$ aws lambda update-function-configuration — function-name processLeaveRequest — environment “Variables={GMAIL_ACCESS_TOKEN=$GAT,GMAIL_REFRESH_TOKEN=$GRT,GMAIL_CLIENT_ID=$GCI,GMAIL_CLIENT_SECRET=$GCS,LEAVE_LEAD_RESP_URL=$LEAVE_LEAD_RESP_URL}”

Demo Run

Leave Request for Jim

$ curl -d ‘{“employeeId”:”E002", “date”:”2020–11–01"}’ https://xxxxxx.execute-api.us-west-1.amazonaws.com/prod/request_leave

{“status”:”Leave request submitted”, “ref”:”arn:aws:states:us-west-1:908363916138:execution:EmployeeLeaveWorkflow:ccdc8a63–6afd-4998-a97b-9067359e4890"}

Lead email:

Image for post
Figure 9: Email for Leave Request by Jim

Click “Approve”.

Employee email:

Image for post
Figure 10: Mail Received by Jim

Leave Request for Jane

$ curl -d ‘{“employeeId”:”E003", “date”:”2020–12–20"}’ https://xxxxxx.execute-api.us-west-1.amazonaws.com/prod/request_leave

{“status”:”Leave request submitted”, “ref”:”arn:aws:states:us-west-1:908363916138:execution:EmployeeLeaveWorkflow:208c4d98-cfc8–4897–9189-d70cbb373475"}

Lead email:

Image for post
Figure 11: Email for Leave Request by Jane

State Machine Status:

Image for post
Figure 12: Jane’s Leave Request Sent State Machine Status

Click “Deny” in the mail.

Employee email:

Image for post
Figure 13: Mail Received by Jane

Final State Machine Status:

Image for post
Figure 14: Jane’s Leave Request Resolved State Machine Status

Summary

In this article, we have looked at how to implement a long-running workflow using AWS Step Functions along with the Ballerina programming language. A sample scenario with human interaction was used for demonstrating the process required when defining and deploying such a solution.

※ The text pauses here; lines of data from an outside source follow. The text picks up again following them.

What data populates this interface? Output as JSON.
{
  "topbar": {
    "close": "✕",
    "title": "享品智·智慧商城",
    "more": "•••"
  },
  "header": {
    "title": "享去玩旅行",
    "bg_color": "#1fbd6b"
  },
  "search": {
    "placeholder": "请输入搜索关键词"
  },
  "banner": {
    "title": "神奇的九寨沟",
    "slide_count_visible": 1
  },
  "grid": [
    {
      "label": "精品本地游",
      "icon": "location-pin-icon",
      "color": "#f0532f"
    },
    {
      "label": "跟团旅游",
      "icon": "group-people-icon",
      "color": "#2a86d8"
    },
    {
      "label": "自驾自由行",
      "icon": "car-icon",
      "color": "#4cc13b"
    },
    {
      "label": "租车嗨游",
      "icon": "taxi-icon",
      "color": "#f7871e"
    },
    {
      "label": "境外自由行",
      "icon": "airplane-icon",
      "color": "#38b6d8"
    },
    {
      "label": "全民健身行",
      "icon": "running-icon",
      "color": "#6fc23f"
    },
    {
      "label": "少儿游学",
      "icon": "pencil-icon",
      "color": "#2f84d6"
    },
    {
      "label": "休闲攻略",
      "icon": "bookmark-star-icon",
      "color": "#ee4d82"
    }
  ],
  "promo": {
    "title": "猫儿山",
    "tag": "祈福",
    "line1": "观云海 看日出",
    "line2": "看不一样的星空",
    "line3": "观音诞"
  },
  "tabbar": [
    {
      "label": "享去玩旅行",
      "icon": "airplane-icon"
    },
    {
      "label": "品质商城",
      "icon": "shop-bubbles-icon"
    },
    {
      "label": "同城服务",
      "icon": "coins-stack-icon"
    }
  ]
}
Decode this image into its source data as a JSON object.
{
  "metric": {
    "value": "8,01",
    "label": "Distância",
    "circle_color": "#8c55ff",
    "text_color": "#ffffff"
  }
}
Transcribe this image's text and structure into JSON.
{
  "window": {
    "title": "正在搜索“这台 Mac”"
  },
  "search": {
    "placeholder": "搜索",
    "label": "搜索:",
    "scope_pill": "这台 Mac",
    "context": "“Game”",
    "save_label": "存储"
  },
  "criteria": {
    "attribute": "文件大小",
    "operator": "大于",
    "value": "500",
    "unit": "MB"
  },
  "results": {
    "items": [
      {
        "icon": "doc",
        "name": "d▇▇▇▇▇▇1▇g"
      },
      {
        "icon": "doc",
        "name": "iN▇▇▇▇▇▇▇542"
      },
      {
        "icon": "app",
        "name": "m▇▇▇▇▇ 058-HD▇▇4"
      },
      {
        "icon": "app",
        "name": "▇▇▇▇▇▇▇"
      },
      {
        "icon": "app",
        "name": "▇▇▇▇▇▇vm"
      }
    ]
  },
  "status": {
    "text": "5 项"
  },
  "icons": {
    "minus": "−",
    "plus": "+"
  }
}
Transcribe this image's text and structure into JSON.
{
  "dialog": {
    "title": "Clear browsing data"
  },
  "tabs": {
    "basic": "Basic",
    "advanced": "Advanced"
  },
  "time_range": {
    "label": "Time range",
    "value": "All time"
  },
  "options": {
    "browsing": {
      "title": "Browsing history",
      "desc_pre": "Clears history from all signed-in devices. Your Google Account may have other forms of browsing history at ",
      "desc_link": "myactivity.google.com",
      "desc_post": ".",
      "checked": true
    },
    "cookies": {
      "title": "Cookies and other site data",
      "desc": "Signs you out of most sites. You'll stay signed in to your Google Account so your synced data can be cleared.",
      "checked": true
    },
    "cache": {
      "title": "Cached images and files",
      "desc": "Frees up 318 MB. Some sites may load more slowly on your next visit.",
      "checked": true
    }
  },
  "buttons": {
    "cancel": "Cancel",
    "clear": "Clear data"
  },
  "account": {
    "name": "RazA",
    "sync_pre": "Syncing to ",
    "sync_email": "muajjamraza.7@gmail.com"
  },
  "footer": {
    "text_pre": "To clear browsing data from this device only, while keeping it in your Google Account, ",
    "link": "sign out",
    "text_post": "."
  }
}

For more information on writing serverless functions in Ballerina, refer to the following resources:

Ballerina-Techblog

The Ballerina Tech Blog

Anjana Fernando

Written by

Author of ‘Beginning Ballerina Programming’ | Software Developer | Evangelist | 🇱🇰 🇺🇸 | Director — Developer Relations @wso2 — @lafernando

Ballerina-Techblog

The Ballerina Tech Blog

Anjana Fernando

Written by

Author of ‘Beginning Ballerina Programming’ | Software Developer | Evangelist | 🇱🇰 🇺🇸 | Director — Developer Relations @wso2 — @lafernando

Ballerina-Techblog

The Ballerina Tech Blog

Medium is an open platform where 170 million readers come to find insightful and dynamic thinking. Here, expert and undiscovered voices alike dive into the heart of any topic and bring new ideas to the surface. Learn more

Follow the writers, publications, and topics that matter to you, and you’ll see them on your homepage and in your inbox. Explore

If you have a story to tell, knowledge to share, or a perspective to offer — welcome home. It’s easy and free to post your thinking on any topic. Write on Medium

Get the Medium app

A button that says 'Download on the App Store', and if clicked it will lead you to the iOS App store
A button that says 'Get it on, Google Play', and if clicked it will lead you to the Google Play store